As I look back on all the part-time odd jobs I’ve worked over the years, some for pay and other for none, I’m reminded of the various licenses and memberships I’ve had to obtain: Federal Communications Commission Radio Operator’s Class 3, H & R Block Basic Income Tax Preparation Certificate, YMCA SCUBA Diver’s Authorization, and of course the SEC Series 6 license to sell mutual funds. Some came at no charge, but all took time and effort to gain. Some came with pain, and I’d rather not have had to work for them, while others came with pride, and I’d still go after them today. In fact, one’s like my SEC license still require continuing education, although it’s all online today. I continue to sell and service my investment clients and help others with their income taxes. The later can be done online through a variety of tax aps. Both jobs require personal appointments, which I thoroughly enjoy.
I obtained a Coast Guard Auxiliary Membership, for which I got to wear white. I’ve always thought that if I had passed my physical and was served with draft papers back in the 60s, I would have taken my love of water and my SCUBA license and enlisted in the U.S. Coast Guard. But rather than protecting the beaches of America, the limits of my Auxiliary card was inspecting fire extinguishers and air horns on ski boats in our Lake Raystown.

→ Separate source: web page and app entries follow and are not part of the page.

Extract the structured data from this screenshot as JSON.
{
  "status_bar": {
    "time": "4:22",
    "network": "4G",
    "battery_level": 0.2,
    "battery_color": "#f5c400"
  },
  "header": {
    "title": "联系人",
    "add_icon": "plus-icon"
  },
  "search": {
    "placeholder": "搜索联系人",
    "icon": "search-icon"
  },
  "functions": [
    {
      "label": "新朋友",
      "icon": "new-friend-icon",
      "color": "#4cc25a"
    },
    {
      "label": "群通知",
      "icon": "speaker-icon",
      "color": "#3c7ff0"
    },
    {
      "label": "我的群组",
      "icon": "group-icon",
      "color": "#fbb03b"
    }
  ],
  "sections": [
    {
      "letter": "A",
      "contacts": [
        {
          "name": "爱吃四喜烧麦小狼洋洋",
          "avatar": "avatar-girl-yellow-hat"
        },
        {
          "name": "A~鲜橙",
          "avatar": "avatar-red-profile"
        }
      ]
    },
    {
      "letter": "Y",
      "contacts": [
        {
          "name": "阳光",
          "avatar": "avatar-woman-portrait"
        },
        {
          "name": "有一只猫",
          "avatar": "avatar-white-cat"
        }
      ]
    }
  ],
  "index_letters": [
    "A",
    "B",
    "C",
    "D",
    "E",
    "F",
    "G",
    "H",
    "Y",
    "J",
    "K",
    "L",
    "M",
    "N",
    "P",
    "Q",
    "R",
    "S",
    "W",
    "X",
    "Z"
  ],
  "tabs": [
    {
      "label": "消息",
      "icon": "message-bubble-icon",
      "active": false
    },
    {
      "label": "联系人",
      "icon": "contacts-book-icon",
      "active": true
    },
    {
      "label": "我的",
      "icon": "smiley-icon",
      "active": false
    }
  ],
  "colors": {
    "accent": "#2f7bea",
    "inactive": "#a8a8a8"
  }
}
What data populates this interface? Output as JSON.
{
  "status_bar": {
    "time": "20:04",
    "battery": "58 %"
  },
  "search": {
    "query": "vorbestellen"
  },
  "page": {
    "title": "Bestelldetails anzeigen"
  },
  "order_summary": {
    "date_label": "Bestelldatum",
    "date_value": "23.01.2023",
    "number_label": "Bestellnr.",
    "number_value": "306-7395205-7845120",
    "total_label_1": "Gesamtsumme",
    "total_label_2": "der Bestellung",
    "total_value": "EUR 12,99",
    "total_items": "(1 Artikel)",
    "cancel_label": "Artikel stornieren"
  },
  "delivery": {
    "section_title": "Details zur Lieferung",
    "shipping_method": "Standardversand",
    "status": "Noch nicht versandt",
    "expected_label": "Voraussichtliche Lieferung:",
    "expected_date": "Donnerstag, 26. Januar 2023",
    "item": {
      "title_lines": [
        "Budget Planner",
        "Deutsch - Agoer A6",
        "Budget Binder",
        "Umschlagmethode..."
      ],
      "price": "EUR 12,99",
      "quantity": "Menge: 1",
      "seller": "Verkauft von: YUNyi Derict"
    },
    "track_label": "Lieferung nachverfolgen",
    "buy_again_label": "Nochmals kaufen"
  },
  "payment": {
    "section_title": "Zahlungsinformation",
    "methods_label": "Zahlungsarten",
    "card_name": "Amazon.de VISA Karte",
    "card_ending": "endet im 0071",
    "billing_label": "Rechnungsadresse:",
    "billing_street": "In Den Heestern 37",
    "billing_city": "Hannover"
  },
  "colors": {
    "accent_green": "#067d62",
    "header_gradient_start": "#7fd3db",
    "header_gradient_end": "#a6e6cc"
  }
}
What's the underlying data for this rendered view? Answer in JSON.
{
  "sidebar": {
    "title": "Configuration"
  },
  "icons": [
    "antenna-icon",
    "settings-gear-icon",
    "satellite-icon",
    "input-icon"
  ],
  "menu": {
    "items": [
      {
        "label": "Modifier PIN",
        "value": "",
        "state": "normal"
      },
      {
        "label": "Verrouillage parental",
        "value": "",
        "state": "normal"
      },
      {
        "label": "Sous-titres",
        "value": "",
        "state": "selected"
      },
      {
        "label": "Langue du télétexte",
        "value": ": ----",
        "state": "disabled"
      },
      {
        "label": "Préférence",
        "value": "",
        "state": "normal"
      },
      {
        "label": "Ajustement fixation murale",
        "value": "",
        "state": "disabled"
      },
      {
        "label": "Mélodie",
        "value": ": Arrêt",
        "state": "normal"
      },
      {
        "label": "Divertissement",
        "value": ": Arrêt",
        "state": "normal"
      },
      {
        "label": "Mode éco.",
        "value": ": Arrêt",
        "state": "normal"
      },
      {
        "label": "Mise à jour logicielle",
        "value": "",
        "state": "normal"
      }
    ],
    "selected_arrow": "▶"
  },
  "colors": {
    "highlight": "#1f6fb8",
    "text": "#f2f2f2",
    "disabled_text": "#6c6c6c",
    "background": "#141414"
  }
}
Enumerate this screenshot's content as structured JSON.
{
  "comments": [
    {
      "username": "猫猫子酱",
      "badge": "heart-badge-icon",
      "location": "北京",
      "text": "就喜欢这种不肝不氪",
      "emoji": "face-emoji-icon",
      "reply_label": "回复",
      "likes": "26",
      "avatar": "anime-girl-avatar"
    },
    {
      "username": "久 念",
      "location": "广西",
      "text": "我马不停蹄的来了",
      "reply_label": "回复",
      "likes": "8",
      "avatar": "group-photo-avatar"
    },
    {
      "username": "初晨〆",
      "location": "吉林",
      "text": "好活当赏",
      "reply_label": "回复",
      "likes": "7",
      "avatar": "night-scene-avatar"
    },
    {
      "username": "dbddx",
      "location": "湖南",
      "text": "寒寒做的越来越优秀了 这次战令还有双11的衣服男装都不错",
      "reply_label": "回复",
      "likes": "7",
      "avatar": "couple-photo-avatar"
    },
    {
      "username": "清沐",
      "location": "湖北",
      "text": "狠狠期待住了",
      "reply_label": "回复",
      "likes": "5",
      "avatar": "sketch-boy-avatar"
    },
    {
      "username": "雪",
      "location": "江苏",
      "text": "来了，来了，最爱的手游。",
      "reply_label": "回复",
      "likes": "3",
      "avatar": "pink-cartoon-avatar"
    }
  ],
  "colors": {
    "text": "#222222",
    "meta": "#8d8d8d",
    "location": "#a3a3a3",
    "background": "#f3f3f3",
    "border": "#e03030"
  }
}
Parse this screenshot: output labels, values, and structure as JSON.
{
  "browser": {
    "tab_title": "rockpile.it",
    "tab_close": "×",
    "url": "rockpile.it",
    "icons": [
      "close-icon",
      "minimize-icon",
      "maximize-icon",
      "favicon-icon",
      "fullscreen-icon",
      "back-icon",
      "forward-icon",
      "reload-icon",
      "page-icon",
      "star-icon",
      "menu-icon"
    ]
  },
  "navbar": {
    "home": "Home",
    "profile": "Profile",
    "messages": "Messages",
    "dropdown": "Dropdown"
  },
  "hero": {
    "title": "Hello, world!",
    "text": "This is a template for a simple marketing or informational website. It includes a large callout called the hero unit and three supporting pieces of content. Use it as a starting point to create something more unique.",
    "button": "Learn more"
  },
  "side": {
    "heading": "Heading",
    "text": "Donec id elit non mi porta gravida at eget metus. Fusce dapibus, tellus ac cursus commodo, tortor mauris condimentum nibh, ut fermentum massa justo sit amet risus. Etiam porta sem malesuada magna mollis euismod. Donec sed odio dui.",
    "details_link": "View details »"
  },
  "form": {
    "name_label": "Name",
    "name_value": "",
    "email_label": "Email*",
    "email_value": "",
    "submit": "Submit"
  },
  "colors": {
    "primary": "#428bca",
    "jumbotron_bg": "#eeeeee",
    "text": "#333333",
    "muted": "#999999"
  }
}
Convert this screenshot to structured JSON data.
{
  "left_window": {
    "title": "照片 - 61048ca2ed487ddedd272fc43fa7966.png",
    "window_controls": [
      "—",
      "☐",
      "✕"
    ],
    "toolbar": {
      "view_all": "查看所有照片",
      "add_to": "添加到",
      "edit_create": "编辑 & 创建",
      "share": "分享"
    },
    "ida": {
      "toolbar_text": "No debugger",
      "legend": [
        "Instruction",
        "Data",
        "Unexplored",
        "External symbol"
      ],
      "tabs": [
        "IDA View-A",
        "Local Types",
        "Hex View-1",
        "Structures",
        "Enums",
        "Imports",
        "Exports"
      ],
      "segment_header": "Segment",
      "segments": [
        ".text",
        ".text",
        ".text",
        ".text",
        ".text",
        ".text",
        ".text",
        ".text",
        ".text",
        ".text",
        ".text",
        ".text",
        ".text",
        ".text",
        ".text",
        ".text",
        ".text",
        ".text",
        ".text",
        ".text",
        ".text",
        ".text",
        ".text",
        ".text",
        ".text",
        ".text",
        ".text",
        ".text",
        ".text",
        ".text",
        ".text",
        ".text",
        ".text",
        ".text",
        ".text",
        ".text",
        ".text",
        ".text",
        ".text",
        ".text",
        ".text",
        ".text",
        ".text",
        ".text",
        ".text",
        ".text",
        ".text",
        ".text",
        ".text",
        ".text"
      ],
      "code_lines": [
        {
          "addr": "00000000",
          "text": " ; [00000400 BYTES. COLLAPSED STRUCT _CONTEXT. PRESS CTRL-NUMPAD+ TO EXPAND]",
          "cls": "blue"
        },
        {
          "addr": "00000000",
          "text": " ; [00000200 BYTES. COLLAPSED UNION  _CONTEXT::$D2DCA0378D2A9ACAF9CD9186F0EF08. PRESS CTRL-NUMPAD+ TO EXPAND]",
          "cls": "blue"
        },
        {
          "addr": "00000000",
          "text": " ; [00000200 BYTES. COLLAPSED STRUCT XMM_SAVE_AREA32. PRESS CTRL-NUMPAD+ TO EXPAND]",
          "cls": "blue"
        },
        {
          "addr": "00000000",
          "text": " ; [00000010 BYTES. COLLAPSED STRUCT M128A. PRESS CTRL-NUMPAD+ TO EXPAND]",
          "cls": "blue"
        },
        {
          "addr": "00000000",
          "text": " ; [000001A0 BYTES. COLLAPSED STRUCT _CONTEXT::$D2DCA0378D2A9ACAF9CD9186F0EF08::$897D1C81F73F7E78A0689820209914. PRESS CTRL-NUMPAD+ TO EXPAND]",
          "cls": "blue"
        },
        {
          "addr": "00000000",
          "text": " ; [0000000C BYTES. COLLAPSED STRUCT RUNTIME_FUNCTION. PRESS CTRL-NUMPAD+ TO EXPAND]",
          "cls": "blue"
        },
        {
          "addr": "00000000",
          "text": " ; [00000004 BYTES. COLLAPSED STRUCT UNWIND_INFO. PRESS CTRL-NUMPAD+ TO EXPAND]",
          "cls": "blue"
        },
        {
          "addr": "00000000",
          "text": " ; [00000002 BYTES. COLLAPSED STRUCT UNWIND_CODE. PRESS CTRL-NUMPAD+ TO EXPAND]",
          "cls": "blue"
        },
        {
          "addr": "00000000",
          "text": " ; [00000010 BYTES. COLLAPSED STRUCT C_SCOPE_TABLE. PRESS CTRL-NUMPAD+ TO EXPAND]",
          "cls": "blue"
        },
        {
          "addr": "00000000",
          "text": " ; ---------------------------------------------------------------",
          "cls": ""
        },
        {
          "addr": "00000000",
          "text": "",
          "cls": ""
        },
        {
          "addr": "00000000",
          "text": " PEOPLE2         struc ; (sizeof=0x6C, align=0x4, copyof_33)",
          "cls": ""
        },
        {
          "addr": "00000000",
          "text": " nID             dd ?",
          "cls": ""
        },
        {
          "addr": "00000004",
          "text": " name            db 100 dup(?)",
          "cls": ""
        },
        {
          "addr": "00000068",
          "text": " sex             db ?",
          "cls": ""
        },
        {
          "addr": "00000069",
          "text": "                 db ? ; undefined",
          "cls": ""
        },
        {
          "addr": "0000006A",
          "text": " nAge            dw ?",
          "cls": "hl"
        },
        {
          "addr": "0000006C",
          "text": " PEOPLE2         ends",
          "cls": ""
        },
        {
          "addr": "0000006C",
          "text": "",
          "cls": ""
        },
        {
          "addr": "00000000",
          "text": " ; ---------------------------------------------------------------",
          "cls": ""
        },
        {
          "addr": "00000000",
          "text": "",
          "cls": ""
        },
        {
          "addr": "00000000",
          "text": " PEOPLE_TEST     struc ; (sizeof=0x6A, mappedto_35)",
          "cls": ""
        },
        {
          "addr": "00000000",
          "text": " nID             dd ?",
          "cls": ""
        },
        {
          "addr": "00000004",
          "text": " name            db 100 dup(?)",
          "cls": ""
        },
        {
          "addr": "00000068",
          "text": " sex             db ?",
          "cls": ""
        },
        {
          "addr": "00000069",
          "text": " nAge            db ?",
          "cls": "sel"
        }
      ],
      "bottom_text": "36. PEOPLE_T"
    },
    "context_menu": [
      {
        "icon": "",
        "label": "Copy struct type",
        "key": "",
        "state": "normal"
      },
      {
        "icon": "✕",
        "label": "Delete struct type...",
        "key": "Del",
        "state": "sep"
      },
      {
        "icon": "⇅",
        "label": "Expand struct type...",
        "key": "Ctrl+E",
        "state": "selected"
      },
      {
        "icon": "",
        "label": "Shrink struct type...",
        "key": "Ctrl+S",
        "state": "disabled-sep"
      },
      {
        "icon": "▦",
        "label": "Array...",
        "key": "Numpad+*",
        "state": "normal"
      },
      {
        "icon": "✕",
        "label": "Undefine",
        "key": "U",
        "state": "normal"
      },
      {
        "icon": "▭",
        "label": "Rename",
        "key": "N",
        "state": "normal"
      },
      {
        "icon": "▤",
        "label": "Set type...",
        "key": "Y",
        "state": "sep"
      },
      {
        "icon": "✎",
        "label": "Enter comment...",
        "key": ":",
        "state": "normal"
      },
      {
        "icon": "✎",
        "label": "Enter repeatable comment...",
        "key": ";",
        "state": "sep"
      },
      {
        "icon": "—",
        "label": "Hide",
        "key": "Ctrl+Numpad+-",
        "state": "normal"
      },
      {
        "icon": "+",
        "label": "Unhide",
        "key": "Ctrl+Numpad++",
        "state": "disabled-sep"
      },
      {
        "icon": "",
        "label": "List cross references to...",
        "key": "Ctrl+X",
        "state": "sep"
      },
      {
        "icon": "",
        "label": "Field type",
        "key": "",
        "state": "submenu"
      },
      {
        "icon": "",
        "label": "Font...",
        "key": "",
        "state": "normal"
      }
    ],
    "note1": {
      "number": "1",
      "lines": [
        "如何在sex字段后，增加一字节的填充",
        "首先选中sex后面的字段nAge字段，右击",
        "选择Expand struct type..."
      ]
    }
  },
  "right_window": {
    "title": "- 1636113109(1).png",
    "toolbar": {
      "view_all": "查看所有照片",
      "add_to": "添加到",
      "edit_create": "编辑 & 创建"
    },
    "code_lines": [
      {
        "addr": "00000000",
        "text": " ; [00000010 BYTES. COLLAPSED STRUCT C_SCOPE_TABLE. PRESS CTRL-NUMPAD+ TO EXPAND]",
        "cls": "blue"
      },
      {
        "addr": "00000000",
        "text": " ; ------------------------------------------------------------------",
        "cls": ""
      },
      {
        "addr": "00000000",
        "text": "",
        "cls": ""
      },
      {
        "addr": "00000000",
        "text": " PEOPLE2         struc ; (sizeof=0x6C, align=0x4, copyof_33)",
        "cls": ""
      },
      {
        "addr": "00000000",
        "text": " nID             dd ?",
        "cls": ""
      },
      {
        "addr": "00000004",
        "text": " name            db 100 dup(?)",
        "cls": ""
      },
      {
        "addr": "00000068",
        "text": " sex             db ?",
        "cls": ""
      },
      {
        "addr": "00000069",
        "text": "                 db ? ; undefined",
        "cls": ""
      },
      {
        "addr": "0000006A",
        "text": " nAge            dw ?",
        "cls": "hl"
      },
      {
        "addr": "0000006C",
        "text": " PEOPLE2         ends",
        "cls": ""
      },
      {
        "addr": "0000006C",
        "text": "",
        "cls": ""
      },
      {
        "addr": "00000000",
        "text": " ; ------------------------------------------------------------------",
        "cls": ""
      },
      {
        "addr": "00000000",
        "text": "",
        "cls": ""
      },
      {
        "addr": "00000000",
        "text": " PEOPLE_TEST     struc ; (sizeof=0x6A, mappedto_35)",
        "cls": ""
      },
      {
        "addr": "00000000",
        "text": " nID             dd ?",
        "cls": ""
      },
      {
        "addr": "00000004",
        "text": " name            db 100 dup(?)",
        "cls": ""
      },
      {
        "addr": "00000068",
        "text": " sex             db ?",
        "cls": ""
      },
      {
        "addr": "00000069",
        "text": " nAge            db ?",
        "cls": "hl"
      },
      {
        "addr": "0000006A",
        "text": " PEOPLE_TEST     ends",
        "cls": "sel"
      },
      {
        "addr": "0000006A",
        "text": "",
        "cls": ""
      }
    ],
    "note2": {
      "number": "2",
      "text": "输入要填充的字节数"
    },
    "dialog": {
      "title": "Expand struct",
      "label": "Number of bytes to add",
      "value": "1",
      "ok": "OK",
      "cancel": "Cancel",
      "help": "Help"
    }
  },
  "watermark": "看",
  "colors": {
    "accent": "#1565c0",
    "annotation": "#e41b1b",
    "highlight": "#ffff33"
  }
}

My life in Forwardstown, now in retirement, consists of playing the organ for various churches in the area occasionally, usually for a stipend, singing in our church choir and the Johnstown Symphony Chorus, gratis, and servicing my investment clients, most of whom I’ve had since the 1990s. Some of them have handed their funds down to children and grandchildren. The majority of my free time, however, is spent “communicating,” but rather than teaching or sharing music, I research, write, and post articles for my family history website, E-gen.info. That’s definitely a hobby, costing me money out of my own pocket with the only rewards being the realization of where my wife and I came from and hearing from family around the world. I have had the opportunity to publish in genealogy magazines like “Mennonite Family History,” again gratis. More in a later chapter.
So, those are my part-time and short term jobs pre and post-retirement. God willing, 2022 and beyond will be more of the same. Hobby or part-time? It really doesn’t matter to me as long as I’m having fun and serving others, making the world a better place.
Move to: Chapter 4B –My Life’s Work, Broadcasting
Return to: Table of Contents
Last revised 5/19/22